● **What you need to do**
Find every line below with the word "this" in it, and copy each one.

● **Materials provided**
===============
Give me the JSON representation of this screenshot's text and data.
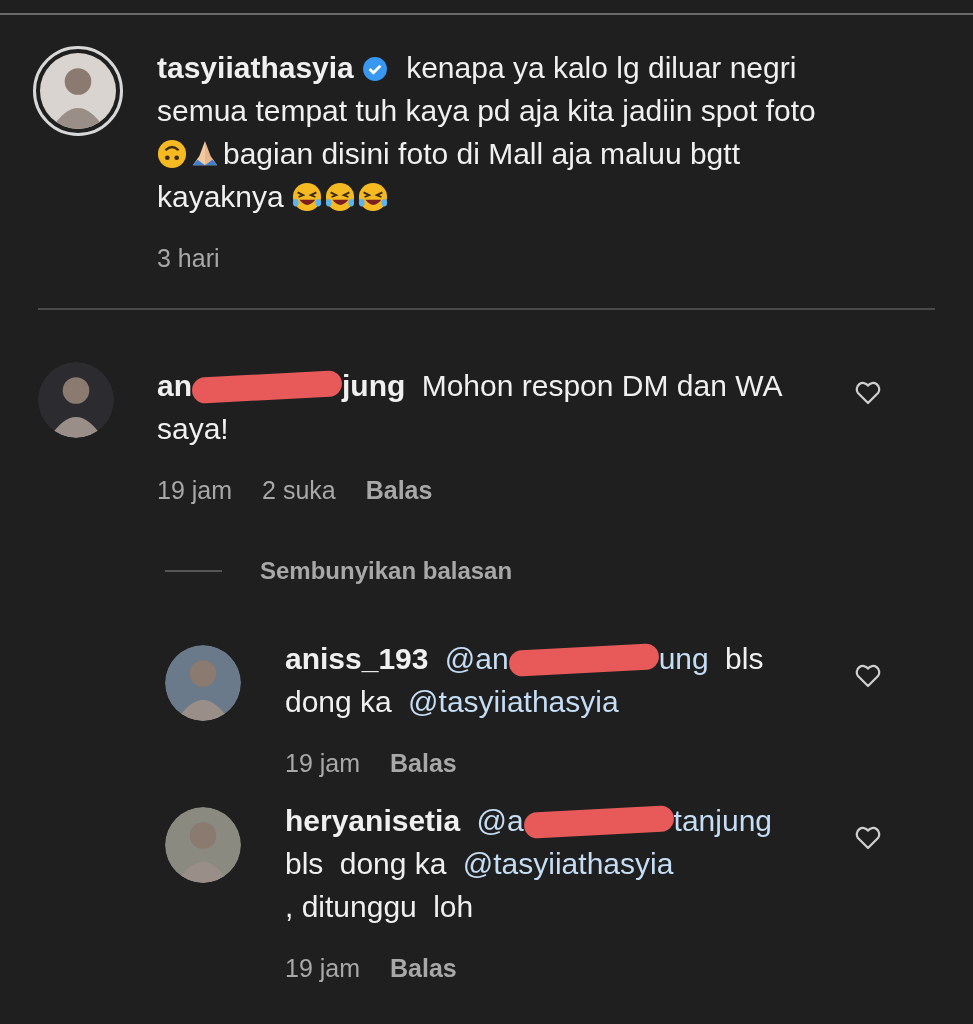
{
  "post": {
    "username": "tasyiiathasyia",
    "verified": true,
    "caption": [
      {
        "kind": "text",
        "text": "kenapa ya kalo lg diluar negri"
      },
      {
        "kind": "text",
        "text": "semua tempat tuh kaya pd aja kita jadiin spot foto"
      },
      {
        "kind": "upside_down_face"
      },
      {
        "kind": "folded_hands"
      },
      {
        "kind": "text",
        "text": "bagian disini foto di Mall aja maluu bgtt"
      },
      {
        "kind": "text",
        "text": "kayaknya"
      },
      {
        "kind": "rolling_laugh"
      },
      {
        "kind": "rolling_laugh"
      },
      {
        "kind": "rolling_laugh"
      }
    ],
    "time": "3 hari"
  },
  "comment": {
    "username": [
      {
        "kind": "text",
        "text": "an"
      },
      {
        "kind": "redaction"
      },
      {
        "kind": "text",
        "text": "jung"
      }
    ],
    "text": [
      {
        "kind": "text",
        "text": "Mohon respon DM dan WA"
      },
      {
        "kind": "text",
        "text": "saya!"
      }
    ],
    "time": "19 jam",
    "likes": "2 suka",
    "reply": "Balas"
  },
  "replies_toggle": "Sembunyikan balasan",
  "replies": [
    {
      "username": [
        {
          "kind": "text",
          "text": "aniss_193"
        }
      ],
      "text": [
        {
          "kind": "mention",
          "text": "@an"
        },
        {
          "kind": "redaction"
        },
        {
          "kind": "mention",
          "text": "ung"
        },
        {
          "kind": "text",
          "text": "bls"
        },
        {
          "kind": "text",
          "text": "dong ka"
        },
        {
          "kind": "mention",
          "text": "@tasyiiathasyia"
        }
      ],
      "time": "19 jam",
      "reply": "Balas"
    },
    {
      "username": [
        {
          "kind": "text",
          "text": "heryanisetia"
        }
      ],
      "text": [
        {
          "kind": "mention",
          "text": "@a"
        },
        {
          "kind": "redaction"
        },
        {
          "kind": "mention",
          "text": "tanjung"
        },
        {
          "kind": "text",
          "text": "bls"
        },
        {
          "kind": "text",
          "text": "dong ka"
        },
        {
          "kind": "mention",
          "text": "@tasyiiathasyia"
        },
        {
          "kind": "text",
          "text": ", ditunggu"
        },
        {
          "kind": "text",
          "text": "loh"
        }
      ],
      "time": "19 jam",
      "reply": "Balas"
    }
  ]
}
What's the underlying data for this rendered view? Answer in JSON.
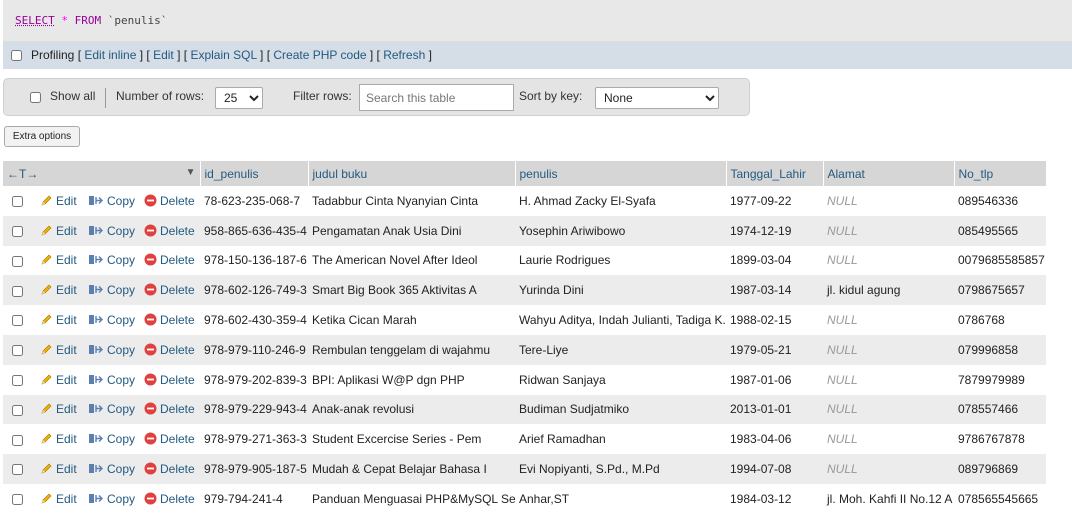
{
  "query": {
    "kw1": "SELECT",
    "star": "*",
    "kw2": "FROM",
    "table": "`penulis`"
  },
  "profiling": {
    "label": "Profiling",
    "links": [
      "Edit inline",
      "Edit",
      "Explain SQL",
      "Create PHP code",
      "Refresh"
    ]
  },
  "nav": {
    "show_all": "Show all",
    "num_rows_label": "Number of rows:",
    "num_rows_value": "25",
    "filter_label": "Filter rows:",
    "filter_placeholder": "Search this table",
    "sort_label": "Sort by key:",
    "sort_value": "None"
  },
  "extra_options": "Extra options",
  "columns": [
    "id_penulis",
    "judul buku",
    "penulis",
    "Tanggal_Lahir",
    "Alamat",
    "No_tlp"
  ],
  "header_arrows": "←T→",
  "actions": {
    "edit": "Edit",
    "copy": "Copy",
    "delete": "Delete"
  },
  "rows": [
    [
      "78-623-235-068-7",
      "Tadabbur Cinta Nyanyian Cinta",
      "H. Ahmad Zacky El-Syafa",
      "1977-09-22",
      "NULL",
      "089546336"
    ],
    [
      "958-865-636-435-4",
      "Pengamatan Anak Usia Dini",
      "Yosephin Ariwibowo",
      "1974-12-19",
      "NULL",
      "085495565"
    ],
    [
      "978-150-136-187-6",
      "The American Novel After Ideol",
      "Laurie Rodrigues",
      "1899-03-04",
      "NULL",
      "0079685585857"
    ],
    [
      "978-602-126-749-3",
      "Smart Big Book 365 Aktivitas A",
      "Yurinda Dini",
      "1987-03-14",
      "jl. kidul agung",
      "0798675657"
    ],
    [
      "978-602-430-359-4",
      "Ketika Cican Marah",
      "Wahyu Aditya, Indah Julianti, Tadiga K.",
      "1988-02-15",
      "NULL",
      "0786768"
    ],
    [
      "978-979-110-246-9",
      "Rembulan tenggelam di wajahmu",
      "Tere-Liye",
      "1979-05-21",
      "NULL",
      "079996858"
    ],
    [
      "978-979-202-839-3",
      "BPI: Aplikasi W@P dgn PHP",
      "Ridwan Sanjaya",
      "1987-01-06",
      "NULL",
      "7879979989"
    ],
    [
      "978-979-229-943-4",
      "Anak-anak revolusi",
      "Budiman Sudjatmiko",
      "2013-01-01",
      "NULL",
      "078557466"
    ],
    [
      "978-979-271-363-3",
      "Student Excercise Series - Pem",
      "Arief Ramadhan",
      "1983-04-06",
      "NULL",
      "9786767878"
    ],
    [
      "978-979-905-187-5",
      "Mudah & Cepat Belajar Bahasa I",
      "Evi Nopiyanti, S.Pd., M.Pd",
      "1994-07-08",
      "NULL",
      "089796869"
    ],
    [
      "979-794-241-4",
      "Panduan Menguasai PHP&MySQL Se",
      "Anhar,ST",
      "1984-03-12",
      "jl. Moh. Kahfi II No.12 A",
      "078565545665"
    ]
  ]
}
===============
● **Output of the exercise**
Give me the JSON representation of this screenshot's text and data.
What's the underlying data for this rendered view? Answer in JSON.
    "filter_placeholder": "Search this table",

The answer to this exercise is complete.